Start of DATA LISTING

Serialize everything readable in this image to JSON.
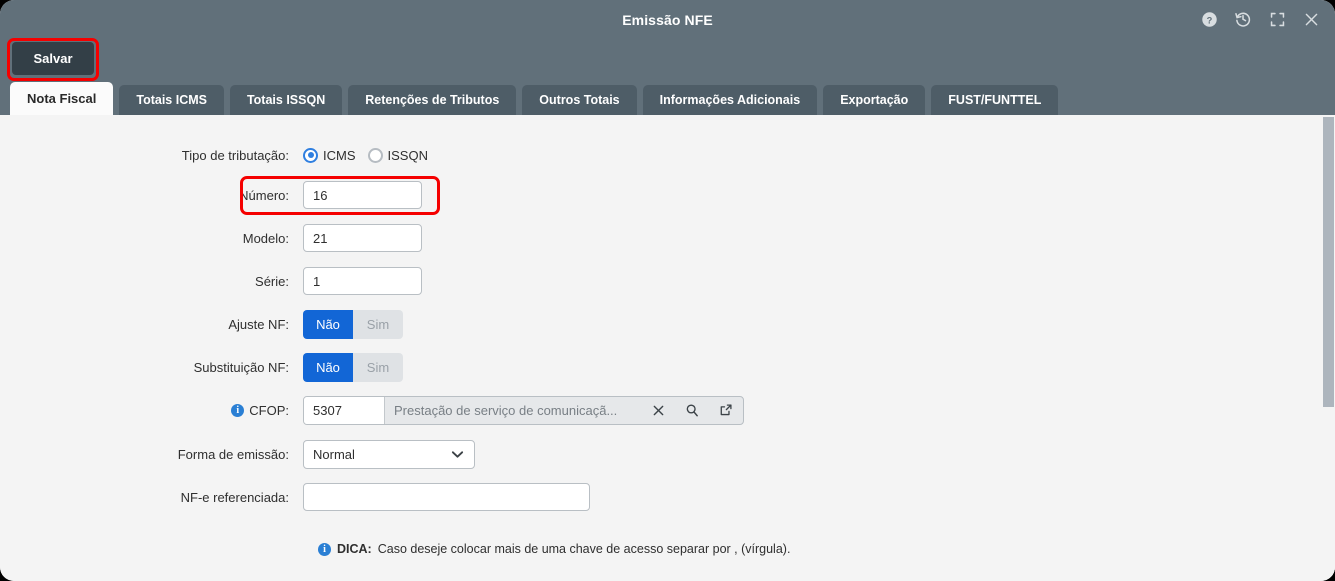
{
  "window": {
    "title": "Emissão NFE",
    "controls": [
      {
        "name": "help-icon",
        "label": "?"
      },
      {
        "name": "history-icon",
        "label": "history"
      },
      {
        "name": "fullscreen-icon",
        "label": "fullscreen"
      },
      {
        "name": "close-icon",
        "label": "close"
      }
    ]
  },
  "toolbar": {
    "save_label": "Salvar"
  },
  "tabs": [
    {
      "label": "Nota Fiscal",
      "active": true
    },
    {
      "label": "Totais ICMS",
      "active": false
    },
    {
      "label": "Totais ISSQN",
      "active": false
    },
    {
      "label": "Retenções de Tributos",
      "active": false
    },
    {
      "label": "Outros Totais",
      "active": false
    },
    {
      "label": "Informações Adicionais",
      "active": false
    },
    {
      "label": "Exportação",
      "active": false
    },
    {
      "label": "FUST/FUNTTEL",
      "active": false
    }
  ],
  "form": {
    "tipo_tributacao": {
      "label": "Tipo de tributação:",
      "options": [
        {
          "label": "ICMS",
          "selected": true
        },
        {
          "label": "ISSQN",
          "selected": false
        }
      ]
    },
    "numero": {
      "label": "Número:",
      "value": "16"
    },
    "modelo": {
      "label": "Modelo:",
      "value": "21"
    },
    "serie": {
      "label": "Série:",
      "value": "1"
    },
    "ajuste_nf": {
      "label": "Ajuste NF:",
      "off_label": "Não",
      "on_label": "Sim",
      "value": "Não"
    },
    "substituicao_nf": {
      "label": "Substituição NF:",
      "off_label": "Não",
      "on_label": "Sim",
      "value": "Não"
    },
    "cfop": {
      "label": "CFOP:",
      "info_glyph": "i",
      "code": "5307",
      "description": "Prestação de serviço de comunicaçã...",
      "clear_glyph": "✕"
    },
    "forma_emissao": {
      "label": "Forma de emissão:",
      "value": "Normal",
      "options": [
        "Normal"
      ]
    },
    "nfe_referenciada": {
      "label": "NF-e referenciada:",
      "value": "",
      "placeholder": ""
    }
  },
  "hint": {
    "icon_glyph": "i",
    "prefix": "DICA:",
    "text": "Caso deseje colocar mais de uma chave de acesso separar por , (vírgula)."
  },
  "colors": {
    "header_bg": "#61707a",
    "tab_bg": "#4e5d67",
    "accent_blue": "#1266d6",
    "annotation_red": "#f50000",
    "content_bg": "#f4f4f4"
  }
}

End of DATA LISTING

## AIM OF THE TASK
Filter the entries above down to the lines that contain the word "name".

## RESPONSE BOX
        "name": "help-icon",
        "name": "history-icon",
        "name": "fullscreen-icon",
        "name": "close-icon",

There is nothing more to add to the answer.